University of Sheffield social science building by HLM

University of Sheffield social science building by HLM

Eight architects have won places on two University of Sheffield frameworks.

The frameworks, one which covers projects worth up to £4m and the other projects worth more than £4m, are set to run until 2022.

Hawkins Brown, Sheppard Robson, Bond Bryan and HLM all won spots on the lot which will deliver bigger projects for the university.

HLM also won a spot on the framework which covers jobs worth up to £4m, along with Rance Booth Smith, Castle Owen and Watson Batty.

It comes as the client behind O’Donnell & Tuomey’s LSE student centre hailed the fact that half this year’s Stirling Prize finalists were commissioned by universities. The sector was one of the most important patrons of the best architecturein the UK, said Julian Robinson.

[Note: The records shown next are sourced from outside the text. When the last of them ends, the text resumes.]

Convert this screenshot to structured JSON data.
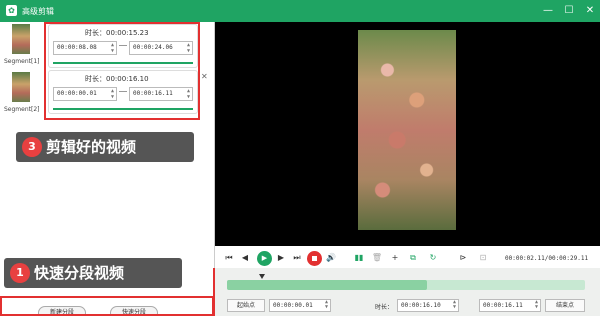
{
  "window": {
    "title": "高级剪辑",
    "minimize": "—",
    "maximize": "☐",
    "close": "✕"
  },
  "segments": [
    {
      "label": "Segment[1]",
      "duration": "时长：00:00:15.23",
      "start": "00:00:08.08",
      "end": "00:00:24.06"
    },
    {
      "label": "Segment[2]",
      "duration": "时长：00:00:16.10",
      "start": "00:00:00.01",
      "end": "00:00:16.11"
    }
  ],
  "callouts": {
    "edited": {
      "num": "3",
      "text": "剪辑好的视频"
    },
    "split": {
      "num": "1",
      "text": "快速分段视频"
    }
  },
  "buttons": {
    "new_segment": "新建分段",
    "quick_split": "快速分段"
  },
  "player": {
    "timecode": "00:00:02.11/00:00:29.11"
  },
  "range": {
    "start_label": "起始点",
    "start": "00:00:00.01",
    "duration_label": "时长：",
    "duration": "00:00:16.10",
    "end": "00:00:16.11",
    "end_label": "结束点"
  },
  "colors": {
    "accent": "#1fa463",
    "highlight": "#e23030"
  }
}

The two contracts are part of a larger consultancy services framework with additional lots covering town planning, project management, structural engineering and cost consulting for the university.

The awards comes three years after Feilden Clegg Bradley Studios and Grant Associates created a masterplan to revamp the university.

According to the contract award notice the successful firms will deliver “architect services including design, development and documenting [of] all architectural elements via drawings, models, schedules and specifications”.

Firms will also be required to advise on quality control and to act as lead designer in the development of coordinated design work with other consultants.

Last year plans by HLM for a new social sciences building (pictured) got given the go-ahead by the local council.

The four-storey scheme will be built on a sports pitch in the Broomhill area of the city, just to the west of the university’s main campus.

Work on the new 17,000sq m building will begin in January 2019.

The social sciences faculty is the university’s largest with more than 9,000 students – accounting for a third of the university’s total student population.